# Data for processing

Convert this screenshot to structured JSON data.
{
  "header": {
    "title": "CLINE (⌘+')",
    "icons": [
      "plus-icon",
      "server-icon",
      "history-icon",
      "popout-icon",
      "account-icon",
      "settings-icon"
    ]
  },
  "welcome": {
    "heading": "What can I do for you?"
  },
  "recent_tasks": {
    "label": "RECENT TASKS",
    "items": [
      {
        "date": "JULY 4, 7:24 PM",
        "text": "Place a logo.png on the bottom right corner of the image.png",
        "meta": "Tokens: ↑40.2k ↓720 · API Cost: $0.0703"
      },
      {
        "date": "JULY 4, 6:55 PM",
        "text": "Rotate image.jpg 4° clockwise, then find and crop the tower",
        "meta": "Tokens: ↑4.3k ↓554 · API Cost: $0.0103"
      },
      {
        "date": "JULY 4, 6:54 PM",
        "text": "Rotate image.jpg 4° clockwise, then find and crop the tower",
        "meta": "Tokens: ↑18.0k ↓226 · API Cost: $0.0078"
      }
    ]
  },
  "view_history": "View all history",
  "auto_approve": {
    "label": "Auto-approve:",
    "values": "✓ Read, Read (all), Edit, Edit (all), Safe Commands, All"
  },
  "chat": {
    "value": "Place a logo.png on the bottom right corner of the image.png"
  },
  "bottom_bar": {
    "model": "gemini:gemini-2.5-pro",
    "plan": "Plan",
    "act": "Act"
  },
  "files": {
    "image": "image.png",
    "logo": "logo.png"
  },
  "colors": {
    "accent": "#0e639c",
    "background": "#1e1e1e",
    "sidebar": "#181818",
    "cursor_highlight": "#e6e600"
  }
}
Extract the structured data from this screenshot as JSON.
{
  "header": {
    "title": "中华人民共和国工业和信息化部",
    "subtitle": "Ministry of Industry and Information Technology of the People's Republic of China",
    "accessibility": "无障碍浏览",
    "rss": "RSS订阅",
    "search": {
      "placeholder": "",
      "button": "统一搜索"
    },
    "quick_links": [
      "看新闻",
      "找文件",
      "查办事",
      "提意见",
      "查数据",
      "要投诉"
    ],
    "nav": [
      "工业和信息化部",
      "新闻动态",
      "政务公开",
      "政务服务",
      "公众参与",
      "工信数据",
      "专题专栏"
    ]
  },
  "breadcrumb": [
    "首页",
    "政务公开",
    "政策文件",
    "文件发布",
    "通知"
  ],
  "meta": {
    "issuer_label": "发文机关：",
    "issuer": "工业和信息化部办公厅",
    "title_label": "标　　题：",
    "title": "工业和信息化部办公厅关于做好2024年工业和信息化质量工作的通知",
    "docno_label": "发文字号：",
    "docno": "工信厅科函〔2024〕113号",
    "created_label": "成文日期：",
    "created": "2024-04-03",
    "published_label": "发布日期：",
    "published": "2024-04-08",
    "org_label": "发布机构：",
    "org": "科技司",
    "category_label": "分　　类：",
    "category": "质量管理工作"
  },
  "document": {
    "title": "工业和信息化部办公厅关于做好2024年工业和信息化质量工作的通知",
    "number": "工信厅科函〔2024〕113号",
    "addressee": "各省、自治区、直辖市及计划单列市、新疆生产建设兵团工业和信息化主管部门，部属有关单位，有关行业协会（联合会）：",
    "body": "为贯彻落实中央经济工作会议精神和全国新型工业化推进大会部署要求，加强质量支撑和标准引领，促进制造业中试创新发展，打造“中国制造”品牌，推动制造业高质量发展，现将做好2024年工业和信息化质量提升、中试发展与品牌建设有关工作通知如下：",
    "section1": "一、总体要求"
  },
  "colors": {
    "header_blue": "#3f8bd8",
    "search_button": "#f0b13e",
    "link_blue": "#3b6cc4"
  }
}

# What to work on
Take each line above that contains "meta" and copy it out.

# Exercise output
        "meta": "Tokens: ↑40.2k ↓720 · API Cost: $0.0703"
        "meta": "Tokens: ↑4.3k ↓554 · API Cost: $0.0103"
        "meta": "Tokens: ↑18.0k ↓226 · API Cost: $0.0078"
  "meta": {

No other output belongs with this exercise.